An accident with a chemical hair application left Lawrence nearly bald at the age of 11.
“I tried to put a ponytail in her hair, but the whole ponytail fell off,” remembers April Lawrence, the teen’s mom.
“Of course I cried,” said Lawrence, when asked to recall the incident which happened in a salon. “I was so scared and so shocked, it changed my personality completely. I became nervous and shy. I kept to myself and didn’t want people taking pictures of me.”
But Lawrence’s bad hair experience made her stronger, wiser — and now successful.
She began to read labels on hair care products.
“Some ingredients would have normal names like tea tree. And other ingredients had 20 letters,” said Lawrence.
Lawrence researched the properties of natural products such as jojoba, lavender, tea tree and rosemary. Steering clear of chemicals, she bought essential oils from natural products and made her own gentle shampoo and conditioner.
“It worked for her and it smelled good,” her mother said.
When Lawrence turned 13, her bald head was history.
That summer, she won the contest to attend NFTE’s summer business camp in New York City. Camp was fast-paced and business concepts were made easy for teenagers to understand.
Hooked on business, Lawrence decided to start her own company.
“I was so inspired and so compelled to really go for it,” she said.
But the sweet-smelling oils that she mixed in her kitchen didn’t click in her mind as a marketable product.

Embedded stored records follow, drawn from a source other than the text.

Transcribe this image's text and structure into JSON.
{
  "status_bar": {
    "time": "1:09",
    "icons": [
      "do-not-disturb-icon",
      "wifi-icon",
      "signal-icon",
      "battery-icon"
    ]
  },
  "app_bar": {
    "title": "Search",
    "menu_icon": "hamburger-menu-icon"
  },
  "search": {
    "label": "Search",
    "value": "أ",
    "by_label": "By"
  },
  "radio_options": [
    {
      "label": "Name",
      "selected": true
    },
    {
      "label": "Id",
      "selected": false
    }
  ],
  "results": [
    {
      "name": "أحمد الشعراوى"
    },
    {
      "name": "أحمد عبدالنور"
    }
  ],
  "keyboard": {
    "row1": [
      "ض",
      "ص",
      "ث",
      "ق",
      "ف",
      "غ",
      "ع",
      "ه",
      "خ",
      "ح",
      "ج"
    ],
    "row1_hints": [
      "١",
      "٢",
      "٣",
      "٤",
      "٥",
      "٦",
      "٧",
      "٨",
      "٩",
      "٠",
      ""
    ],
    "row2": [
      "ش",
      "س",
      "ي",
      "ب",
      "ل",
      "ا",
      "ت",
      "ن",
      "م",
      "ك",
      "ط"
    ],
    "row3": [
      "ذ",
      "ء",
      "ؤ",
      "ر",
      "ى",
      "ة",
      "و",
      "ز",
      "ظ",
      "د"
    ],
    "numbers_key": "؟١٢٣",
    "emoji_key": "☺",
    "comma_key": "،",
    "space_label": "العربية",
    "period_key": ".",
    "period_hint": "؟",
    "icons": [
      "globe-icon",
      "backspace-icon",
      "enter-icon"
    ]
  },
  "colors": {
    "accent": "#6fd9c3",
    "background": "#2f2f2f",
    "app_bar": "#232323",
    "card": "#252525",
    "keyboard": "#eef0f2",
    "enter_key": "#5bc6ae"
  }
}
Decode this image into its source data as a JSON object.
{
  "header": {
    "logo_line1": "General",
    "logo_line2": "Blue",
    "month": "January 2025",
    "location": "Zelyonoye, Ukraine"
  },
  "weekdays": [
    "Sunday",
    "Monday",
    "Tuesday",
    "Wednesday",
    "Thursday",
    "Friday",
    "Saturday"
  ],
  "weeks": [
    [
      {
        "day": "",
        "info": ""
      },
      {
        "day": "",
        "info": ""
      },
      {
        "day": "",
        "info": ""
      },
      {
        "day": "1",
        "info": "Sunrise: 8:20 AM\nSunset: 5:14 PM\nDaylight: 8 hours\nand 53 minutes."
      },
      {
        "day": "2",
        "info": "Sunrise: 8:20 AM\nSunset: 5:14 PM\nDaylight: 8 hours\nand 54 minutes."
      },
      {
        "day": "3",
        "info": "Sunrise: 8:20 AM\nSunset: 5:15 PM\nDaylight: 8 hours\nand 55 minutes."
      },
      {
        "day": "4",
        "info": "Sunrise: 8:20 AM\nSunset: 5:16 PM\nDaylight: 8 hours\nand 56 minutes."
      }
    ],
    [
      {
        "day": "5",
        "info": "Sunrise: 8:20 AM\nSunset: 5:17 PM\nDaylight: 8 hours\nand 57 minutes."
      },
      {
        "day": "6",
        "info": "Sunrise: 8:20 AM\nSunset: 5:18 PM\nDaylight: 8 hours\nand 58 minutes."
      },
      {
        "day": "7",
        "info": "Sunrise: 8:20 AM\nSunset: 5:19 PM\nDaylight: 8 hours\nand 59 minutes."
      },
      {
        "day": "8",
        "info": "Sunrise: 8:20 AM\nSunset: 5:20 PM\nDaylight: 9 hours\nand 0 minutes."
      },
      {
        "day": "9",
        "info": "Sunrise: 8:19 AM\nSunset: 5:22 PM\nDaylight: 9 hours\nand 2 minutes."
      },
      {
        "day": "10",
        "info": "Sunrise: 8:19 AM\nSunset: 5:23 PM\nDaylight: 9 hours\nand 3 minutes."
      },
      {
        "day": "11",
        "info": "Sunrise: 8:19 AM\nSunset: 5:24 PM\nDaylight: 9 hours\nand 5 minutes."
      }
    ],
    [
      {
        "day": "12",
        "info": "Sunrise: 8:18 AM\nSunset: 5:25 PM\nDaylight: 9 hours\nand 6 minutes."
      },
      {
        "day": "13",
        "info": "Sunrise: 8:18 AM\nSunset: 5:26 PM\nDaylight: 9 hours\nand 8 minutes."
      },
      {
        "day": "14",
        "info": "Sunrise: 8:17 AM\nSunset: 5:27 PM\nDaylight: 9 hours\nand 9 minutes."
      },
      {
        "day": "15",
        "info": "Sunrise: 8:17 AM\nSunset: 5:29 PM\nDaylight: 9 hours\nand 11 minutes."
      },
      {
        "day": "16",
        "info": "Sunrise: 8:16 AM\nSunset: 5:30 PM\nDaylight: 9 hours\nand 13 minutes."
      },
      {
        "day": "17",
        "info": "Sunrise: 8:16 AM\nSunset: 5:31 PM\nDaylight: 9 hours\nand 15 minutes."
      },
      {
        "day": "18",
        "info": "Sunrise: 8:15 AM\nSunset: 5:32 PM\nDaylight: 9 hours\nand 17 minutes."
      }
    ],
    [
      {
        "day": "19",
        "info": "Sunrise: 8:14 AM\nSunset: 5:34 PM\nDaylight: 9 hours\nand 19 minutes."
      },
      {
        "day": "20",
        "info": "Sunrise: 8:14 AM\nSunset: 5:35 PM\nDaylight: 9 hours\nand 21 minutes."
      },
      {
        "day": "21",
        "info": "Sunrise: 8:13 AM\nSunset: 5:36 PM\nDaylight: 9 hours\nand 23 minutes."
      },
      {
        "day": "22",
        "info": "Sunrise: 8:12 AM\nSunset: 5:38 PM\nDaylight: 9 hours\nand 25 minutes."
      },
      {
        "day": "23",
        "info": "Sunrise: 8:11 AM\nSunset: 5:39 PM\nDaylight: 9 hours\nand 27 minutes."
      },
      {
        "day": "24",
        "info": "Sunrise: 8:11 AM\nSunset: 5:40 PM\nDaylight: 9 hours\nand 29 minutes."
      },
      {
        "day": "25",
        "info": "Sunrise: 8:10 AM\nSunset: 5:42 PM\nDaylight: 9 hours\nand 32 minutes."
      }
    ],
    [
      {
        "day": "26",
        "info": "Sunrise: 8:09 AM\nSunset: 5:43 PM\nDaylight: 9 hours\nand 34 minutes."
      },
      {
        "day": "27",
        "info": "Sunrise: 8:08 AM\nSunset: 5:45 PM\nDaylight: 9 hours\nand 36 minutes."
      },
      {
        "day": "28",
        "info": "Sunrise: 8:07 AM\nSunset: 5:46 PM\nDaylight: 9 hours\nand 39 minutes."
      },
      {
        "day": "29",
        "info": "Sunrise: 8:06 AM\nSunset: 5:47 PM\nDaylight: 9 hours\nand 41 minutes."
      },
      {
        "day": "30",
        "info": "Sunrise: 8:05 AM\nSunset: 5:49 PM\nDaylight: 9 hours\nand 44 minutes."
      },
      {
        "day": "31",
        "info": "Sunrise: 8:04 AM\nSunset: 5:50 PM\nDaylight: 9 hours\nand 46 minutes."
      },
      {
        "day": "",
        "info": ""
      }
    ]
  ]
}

“Her first product was a headband with rhinestones on it. She called it “Sweat in Style,’ ” April Lawrence said with a laugh. “But then she thought about selling her hair care products. That was the aha moment for her.”